◆ **WORK REQUEST**: From the entries below, gather every line containing the string "open".

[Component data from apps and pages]
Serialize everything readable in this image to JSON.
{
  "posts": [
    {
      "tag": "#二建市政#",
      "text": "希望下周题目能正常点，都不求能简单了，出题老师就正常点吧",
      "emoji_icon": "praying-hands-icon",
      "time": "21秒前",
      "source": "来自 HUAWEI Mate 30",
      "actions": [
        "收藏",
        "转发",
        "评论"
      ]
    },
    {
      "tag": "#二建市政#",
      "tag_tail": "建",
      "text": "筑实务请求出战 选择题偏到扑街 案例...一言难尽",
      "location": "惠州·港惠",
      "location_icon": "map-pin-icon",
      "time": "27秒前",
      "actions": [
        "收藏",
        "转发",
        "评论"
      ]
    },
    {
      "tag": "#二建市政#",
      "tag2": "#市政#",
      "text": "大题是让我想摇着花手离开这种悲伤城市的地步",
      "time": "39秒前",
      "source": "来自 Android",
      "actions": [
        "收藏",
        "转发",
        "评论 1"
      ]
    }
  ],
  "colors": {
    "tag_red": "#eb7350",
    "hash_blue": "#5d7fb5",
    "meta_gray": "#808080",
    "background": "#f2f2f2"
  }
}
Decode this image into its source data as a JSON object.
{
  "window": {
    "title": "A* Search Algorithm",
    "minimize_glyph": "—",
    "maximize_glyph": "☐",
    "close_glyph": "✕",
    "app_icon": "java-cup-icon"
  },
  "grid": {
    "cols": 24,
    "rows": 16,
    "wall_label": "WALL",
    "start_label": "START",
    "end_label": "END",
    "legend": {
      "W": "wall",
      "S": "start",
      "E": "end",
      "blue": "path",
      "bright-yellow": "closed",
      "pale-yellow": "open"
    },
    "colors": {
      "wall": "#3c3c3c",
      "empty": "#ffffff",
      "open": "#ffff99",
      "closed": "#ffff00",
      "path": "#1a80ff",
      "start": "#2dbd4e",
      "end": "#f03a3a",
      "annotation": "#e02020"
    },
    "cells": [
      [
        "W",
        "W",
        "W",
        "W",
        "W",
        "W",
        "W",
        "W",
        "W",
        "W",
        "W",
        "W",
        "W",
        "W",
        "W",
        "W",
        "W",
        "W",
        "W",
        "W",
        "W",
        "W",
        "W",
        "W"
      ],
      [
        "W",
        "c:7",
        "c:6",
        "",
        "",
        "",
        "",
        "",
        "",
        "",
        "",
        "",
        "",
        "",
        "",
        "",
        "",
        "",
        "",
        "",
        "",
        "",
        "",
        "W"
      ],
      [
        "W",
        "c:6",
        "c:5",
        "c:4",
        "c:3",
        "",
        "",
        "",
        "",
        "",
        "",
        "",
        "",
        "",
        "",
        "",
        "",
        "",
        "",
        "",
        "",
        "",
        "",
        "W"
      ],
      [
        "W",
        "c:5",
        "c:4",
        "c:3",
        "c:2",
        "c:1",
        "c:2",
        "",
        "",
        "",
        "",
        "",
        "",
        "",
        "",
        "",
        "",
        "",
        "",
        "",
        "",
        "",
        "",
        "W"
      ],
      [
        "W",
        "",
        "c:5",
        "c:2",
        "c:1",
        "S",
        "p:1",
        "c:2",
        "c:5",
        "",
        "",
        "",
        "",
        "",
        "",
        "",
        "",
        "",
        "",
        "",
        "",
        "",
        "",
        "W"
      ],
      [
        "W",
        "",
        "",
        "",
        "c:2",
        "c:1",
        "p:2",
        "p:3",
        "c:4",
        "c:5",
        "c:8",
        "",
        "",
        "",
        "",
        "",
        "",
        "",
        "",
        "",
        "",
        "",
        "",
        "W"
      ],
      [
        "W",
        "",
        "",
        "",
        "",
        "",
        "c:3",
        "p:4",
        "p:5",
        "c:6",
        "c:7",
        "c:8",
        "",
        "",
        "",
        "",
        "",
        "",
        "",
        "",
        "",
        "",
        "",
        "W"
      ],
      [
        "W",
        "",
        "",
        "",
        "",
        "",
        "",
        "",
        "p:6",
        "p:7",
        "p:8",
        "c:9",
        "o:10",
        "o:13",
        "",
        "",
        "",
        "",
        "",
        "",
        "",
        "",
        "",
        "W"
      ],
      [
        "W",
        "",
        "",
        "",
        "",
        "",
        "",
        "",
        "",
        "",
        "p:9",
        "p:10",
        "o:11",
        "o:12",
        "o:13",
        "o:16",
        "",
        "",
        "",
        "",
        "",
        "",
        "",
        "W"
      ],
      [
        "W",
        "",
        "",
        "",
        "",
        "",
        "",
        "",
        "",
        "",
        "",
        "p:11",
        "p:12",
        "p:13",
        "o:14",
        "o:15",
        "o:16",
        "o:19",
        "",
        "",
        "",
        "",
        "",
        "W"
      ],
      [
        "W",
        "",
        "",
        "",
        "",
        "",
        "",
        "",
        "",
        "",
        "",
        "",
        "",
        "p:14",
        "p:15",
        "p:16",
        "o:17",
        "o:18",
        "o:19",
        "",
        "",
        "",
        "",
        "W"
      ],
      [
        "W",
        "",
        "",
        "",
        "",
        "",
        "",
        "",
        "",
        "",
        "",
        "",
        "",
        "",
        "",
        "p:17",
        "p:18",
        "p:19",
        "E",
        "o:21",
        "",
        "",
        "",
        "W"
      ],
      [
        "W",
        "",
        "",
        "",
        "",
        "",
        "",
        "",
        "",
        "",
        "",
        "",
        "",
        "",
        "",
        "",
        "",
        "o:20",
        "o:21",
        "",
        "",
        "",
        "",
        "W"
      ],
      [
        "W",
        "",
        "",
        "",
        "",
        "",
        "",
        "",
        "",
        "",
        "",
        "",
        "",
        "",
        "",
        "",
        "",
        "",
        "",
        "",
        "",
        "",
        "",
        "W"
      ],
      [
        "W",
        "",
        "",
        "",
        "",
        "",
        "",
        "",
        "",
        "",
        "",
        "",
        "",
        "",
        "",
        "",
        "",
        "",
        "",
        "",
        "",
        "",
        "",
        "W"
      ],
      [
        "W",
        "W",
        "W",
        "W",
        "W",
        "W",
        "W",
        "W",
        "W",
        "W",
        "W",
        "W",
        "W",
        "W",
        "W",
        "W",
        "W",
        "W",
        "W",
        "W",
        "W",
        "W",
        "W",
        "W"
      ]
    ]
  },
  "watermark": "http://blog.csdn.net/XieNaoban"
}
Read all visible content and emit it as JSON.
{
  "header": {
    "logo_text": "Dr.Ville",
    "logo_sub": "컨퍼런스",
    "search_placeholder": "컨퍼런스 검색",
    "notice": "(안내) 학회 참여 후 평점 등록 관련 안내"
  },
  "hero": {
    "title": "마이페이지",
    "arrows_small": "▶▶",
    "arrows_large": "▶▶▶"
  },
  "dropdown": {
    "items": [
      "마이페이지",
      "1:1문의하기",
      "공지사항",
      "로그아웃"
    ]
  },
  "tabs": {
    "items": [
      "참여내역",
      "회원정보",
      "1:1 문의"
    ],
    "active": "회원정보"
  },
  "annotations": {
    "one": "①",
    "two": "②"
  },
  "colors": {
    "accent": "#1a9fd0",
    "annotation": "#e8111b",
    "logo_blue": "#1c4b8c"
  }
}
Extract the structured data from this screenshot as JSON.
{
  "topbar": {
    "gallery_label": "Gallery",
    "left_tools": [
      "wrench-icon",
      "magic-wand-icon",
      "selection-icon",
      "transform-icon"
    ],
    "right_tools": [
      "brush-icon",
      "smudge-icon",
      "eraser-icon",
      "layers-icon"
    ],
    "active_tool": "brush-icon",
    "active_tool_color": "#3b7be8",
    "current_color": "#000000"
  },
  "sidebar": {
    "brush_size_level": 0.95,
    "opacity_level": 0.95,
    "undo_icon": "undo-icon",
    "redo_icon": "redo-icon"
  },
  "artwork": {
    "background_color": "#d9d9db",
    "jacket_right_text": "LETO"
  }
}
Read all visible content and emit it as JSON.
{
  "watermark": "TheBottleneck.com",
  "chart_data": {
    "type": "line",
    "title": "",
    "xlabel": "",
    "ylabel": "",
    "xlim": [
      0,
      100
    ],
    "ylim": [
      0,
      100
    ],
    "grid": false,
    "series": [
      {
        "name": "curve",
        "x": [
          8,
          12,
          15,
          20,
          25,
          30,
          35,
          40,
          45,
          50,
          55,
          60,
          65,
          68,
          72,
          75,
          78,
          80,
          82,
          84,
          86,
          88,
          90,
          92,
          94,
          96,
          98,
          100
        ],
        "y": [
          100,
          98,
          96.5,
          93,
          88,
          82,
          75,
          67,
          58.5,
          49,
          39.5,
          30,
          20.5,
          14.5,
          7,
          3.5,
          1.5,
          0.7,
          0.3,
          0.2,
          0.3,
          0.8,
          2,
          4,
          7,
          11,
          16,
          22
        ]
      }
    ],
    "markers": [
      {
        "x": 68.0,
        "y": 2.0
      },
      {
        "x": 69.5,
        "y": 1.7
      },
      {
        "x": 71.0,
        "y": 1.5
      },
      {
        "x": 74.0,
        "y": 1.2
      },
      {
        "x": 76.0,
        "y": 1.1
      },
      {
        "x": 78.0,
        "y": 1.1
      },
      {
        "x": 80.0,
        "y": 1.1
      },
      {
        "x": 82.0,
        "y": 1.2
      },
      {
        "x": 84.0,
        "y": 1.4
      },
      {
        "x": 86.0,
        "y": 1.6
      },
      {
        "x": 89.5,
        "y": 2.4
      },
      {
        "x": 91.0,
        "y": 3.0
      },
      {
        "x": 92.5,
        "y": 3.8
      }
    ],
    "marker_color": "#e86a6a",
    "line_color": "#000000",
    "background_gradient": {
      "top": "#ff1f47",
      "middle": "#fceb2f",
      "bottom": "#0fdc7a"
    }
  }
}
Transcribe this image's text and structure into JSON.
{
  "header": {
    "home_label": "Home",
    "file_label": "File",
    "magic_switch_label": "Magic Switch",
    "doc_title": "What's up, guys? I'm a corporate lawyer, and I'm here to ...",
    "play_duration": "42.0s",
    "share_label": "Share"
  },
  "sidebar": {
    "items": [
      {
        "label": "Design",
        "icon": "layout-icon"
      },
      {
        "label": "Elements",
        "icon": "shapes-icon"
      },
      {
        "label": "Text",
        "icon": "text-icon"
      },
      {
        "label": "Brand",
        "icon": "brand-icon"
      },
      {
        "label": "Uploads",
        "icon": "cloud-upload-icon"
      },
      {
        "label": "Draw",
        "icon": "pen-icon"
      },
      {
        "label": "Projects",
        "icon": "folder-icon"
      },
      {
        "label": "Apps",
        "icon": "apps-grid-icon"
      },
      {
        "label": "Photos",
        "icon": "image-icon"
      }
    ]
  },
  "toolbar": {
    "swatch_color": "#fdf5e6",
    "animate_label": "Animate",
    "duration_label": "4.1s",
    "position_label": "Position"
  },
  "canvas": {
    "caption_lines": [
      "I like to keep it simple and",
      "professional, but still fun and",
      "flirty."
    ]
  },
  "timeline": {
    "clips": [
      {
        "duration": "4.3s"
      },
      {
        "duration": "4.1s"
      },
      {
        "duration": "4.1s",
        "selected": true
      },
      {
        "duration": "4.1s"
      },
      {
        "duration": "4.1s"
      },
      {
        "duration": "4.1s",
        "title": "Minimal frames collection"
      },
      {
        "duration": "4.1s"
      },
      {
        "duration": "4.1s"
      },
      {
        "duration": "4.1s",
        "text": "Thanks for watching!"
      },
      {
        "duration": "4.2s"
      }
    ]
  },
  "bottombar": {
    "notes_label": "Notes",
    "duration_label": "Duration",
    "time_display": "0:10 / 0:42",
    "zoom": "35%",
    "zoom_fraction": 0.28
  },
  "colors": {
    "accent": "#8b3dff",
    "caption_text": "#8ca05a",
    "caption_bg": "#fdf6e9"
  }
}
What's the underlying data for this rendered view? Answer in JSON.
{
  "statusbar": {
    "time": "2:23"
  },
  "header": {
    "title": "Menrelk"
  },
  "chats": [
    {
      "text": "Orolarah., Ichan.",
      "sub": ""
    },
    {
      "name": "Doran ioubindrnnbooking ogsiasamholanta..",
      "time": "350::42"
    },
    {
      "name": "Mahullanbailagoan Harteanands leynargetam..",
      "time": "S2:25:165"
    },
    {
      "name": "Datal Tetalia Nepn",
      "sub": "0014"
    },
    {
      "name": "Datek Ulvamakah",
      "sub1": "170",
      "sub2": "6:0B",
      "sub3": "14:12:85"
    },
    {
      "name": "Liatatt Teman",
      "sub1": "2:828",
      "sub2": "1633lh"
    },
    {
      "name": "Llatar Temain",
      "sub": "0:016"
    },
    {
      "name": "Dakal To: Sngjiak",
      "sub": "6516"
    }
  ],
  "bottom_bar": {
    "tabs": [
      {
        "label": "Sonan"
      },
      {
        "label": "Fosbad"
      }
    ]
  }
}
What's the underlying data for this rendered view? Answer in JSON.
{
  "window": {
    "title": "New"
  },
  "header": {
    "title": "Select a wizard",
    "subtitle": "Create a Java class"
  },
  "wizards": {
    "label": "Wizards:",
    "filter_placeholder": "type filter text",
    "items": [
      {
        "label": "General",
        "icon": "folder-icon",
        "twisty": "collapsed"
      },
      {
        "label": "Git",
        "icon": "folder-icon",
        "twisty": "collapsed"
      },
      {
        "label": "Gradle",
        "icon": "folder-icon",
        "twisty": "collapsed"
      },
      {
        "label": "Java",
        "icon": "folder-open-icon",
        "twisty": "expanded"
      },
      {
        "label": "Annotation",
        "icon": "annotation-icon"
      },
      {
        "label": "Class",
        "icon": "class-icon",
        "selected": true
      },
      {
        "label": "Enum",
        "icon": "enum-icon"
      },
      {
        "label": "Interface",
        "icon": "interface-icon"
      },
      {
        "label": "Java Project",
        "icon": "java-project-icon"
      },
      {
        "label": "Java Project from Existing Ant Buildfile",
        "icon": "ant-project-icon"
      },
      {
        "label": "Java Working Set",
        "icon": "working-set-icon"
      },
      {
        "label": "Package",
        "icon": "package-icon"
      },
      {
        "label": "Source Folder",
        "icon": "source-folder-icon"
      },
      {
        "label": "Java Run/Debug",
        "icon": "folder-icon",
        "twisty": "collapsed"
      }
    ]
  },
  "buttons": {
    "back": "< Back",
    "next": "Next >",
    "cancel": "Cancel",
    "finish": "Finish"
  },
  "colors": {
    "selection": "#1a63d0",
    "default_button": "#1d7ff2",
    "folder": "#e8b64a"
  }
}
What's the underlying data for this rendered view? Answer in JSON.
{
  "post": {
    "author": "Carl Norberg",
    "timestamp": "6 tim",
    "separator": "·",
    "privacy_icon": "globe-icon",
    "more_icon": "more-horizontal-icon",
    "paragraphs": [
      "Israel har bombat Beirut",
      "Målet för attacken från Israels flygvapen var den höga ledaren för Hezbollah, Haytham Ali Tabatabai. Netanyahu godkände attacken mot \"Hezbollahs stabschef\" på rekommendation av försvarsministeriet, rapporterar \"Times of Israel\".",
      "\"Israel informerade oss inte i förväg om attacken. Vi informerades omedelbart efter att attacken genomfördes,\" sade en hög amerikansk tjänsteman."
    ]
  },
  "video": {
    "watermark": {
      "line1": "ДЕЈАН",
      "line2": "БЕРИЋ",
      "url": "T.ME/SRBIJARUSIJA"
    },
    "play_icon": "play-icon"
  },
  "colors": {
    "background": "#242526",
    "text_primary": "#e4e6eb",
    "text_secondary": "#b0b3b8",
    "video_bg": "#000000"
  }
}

◆ **EXERCISE RESPONSE**:
      "pale-yellow": "open"
      "open": "#ffff99",
        "icon": "folder-open-icon",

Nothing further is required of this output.